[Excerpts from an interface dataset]
____________

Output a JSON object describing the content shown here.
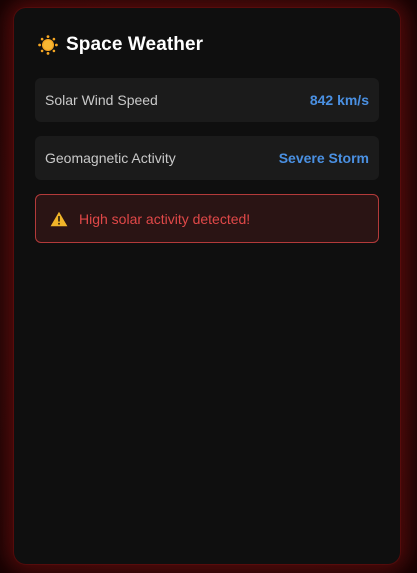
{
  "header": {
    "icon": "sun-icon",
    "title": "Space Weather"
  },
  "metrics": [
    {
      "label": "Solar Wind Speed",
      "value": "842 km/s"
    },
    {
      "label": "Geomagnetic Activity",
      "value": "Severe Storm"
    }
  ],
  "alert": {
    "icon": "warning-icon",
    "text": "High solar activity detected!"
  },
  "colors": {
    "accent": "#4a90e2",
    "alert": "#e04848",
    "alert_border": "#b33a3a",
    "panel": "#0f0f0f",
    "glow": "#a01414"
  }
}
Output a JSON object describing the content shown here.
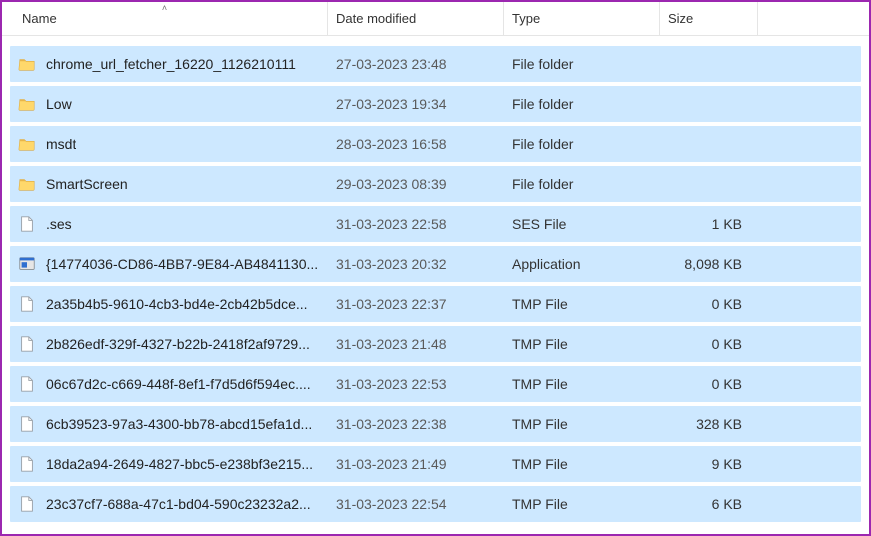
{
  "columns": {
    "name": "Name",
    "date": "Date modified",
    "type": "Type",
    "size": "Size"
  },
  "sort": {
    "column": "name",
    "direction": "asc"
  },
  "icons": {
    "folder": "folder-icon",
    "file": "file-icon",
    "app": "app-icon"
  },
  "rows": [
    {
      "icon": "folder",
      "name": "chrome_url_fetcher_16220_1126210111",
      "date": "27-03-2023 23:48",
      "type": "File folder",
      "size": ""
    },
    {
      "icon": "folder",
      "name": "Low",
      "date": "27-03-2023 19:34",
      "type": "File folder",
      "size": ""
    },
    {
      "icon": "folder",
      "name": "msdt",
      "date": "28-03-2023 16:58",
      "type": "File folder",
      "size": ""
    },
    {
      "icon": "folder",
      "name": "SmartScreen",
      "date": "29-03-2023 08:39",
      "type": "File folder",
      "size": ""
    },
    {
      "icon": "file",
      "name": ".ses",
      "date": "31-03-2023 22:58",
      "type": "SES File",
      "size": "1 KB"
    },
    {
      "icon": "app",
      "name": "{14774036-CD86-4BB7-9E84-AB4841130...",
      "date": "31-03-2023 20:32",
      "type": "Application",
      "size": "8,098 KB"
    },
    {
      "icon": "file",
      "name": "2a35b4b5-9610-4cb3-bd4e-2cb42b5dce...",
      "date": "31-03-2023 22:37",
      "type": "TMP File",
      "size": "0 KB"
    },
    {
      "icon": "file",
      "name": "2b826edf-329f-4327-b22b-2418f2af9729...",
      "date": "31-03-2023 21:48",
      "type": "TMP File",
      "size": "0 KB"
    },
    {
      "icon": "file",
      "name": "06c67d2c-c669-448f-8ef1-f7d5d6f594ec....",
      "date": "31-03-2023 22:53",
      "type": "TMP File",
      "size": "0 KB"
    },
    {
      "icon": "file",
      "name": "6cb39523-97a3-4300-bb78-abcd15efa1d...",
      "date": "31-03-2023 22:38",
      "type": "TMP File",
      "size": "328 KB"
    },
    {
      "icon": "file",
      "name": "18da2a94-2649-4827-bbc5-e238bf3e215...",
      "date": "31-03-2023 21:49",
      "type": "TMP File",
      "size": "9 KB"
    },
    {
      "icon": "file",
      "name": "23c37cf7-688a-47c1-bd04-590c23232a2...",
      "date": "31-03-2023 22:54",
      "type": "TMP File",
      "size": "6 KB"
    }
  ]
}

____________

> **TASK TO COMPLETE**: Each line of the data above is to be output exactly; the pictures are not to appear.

> **EXERCISE SOLUTION**:
Output a JSON object describing the content shown here.
{
  "header": {
    "icon": "sun-icon",
    "title": "Space Weather"
  },
  "metrics": [
    {
      "label": "Solar Wind Speed",
      "value": "842 km/s"
    },
    {
      "label": "Geomagnetic Activity",
      "value": "Severe Storm"
    }
  ],
  "alert": {
    "icon": "warning-icon",
    "text": "High solar activity detected!"
  },
  "colors": {
    "accent": "#4a90e2",
    "alert": "#e04848",
    "alert_border": "#b33a3a",
    "panel": "#0f0f0f",
    "glow": "#a01414"
  }
}
Output a JSON object describing the content shown here.
{
  "columns": {
    "name": "Name",
    "date": "Date modified",
    "type": "Type",
    "size": "Size"
  },
  "sort": {
    "column": "name",
    "direction": "asc"
  },
  "icons": {
    "folder": "folder-icon",
    "file": "file-icon",
    "app": "app-icon"
  },
  "rows": [
    {
      "icon": "folder",
      "name": "chrome_url_fetcher_16220_1126210111",
      "date": "27-03-2023 23:48",
      "type": "File folder",
      "size": ""
    },
    {
      "icon": "folder",
      "name": "Low",
      "date": "27-03-2023 19:34",
      "type": "File folder",
      "size": ""
    },
    {
      "icon": "folder",
      "name": "msdt",
      "date": "28-03-2023 16:58",
      "type": "File folder",
      "size": ""
    },
    {
      "icon": "folder",
      "name": "SmartScreen",
      "date": "29-03-2023 08:39",
      "type": "File folder",
      "size": ""
    },
    {
      "icon": "file",
      "name": ".ses",
      "date": "31-03-2023 22:58",
      "type": "SES File",
      "size": "1 KB"
    },
    {
      "icon": "app",
      "name": "{14774036-CD86-4BB7-9E84-AB4841130...",
      "date": "31-03-2023 20:32",
      "type": "Application",
      "size": "8,098 KB"
    },
    {
      "icon": "file",
      "name": "2a35b4b5-9610-4cb3-bd4e-2cb42b5dce...",
      "date": "31-03-2023 22:37",
      "type": "TMP File",
      "size": "0 KB"
    },
    {
      "icon": "file",
      "name": "2b826edf-329f-4327-b22b-2418f2af9729...",
      "date": "31-03-2023 21:48",
      "type": "TMP File",
      "size": "0 KB"
    },
    {
      "icon": "file",
      "name": "06c67d2c-c669-448f-8ef1-f7d5d6f594ec....",
      "date": "31-03-2023 22:53",
      "type": "TMP File",
      "size": "0 KB"
    },
    {
      "icon": "file",
      "name": "6cb39523-97a3-4300-bb78-abcd15efa1d...",
      "date": "31-03-2023 22:38",
      "type": "TMP File",
      "size": "328 KB"
    },
    {
      "icon": "file",
      "name": "18da2a94-2649-4827-bbc5-e238bf3e215...",
      "date": "31-03-2023 21:49",
      "type": "TMP File",
      "size": "9 KB"
    },
    {
      "icon": "file",
      "name": "23c37cf7-688a-47c1-bd04-590c23232a2...",
      "date": "31-03-2023 22:54",
      "type": "TMP File",
      "size": "6 KB"
    }
  ]
}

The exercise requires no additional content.